You are all cordially invited to the AMLab seminar talk this Tuesday October 11 at 16:00 in C3.163, where Joan Bruna from the Courant Institute at New York University will give a talk titled “Addressing Computational and Statistical Gaps with Deep Neural Networks”. Afterwards there are the usual drinks and snacks!
Abstract: Many modern statistical questions are plagued with asymptotic regimes that separate our current theoretical understanding with what is possible given finite computational and sample resources. Important examples of such gaps appear in sparse inference, high-dimensional density estimation and non-convex optimization. In the former, proximal splitting algorithms efficiently solve the l1-relaxed sparse coding problem, but their performance is typically evaluated in terms of asymptotic convergence rates. In unsupervised high-dimensional learning, a major challenge is how to appropriately combine prior knowledge in order to beat the curse of dimensionality. Finally, the prevailing dichotomy between convex and non-convex optimization is not adapted to describe the diversity of optimization scenarios faced as soon as convexity fails.
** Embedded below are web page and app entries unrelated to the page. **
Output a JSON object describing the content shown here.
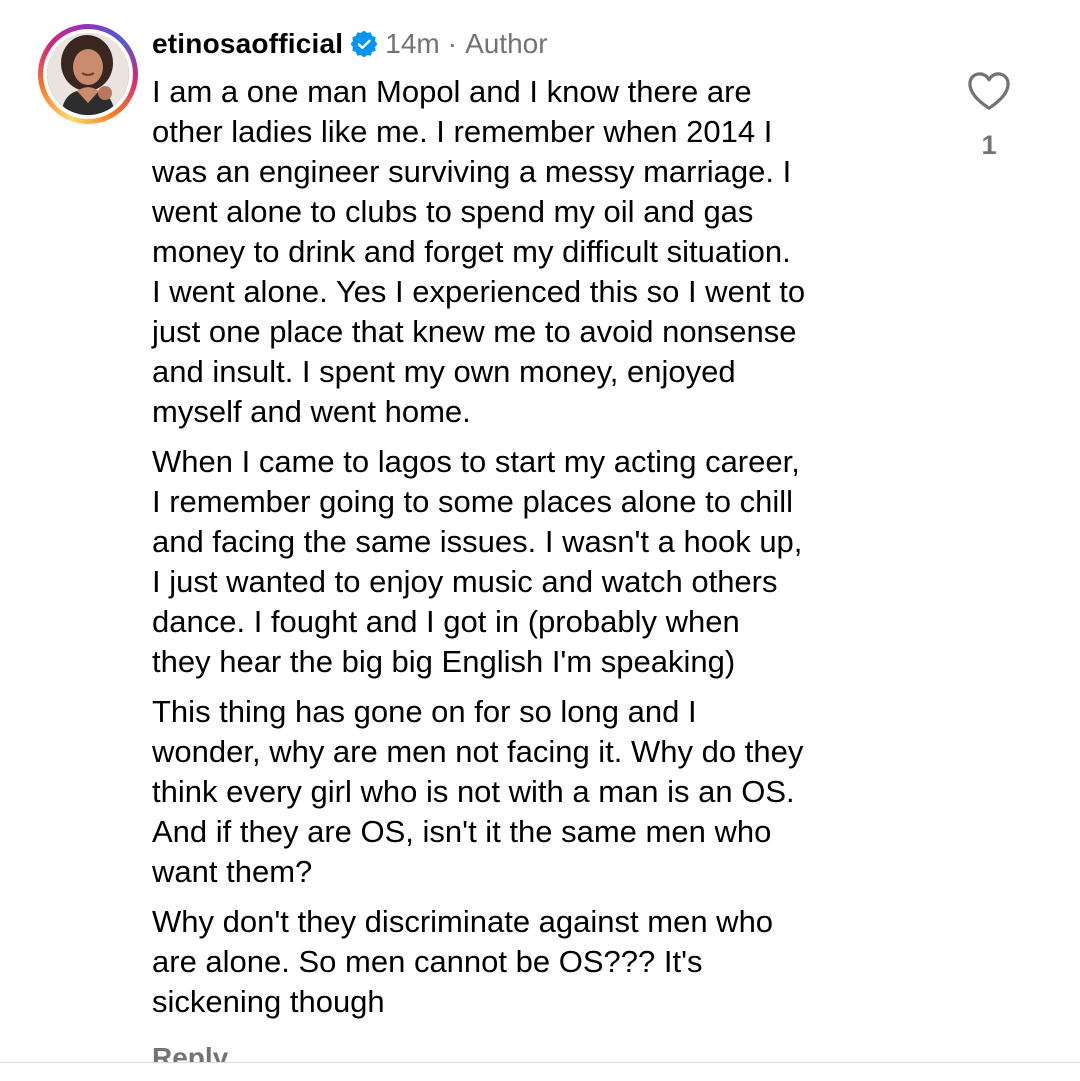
{
  "comment": {
    "username": "etinosaofficial",
    "time": "14m",
    "separator": "·",
    "role": "Author",
    "paragraphs": [
      "I am a one man Mopol and I know there are\nother ladies like me. I remember when 2014 I\nwas an engineer surviving a messy marriage. I\nwent alone to clubs to spend my oil and gas\nmoney to drink and forget my difficult situation.\nI went alone. Yes I experienced this so I went to\njust one place that knew me to avoid nonsense\nand insult. I spent my own money, enjoyed\nmyself and went home.",
      "When I came to lagos to start my acting career,\nI remember going to some places alone to chill\nand facing the same issues. I wasn't a hook up,\nI just wanted to enjoy music and watch others\ndance. I fought and I got in (probably when\nthey hear the big big English I'm speaking)",
      "This thing has gone on for so long and I\nwonder, why are men not facing it. Why do they\nthink every girl who is not with a man is an OS.\nAnd if they are OS, isn't it the same men who\nwant them?",
      "Why don't they discriminate against men who\nare alone. So men cannot be OS??? It's\nsickening though"
    ],
    "like_count": "1",
    "reply_label": "Reply"
  },
  "icons": {
    "verified": "verified-badge-icon",
    "like": "heart-outline-icon"
  },
  "colors": {
    "verified_blue": "#0095f6",
    "secondary_text": "#737373"
  }
}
In this talk we will illustrate how Deep architectures can be used in order to attack such gaps. We will first see how a neural network sparse coding model (LISTA, Gregor & LeCun’10) can be analyzed in terms of a particular matrix factorization of the dictionary, which leverages diagonalisation with invariance of the l1 ball, revealing a phase transition that is consistent with numerical experiments. We will then discuss image and texture generative modeling and super-resolution, a prime example of high-dimensional inverse problem. In that setting, we will explain how multi-scale convolutional neural networks are equipped to beat the curse of dimensionality and provide stable estimation of high frequency information. Finally, we will discuss recent research in which we explore to what extent the non-convexity of the loss surface arising in deep learning problems is hurting gradient descent algorithms, by efficiently estimating the number of basins of attractions.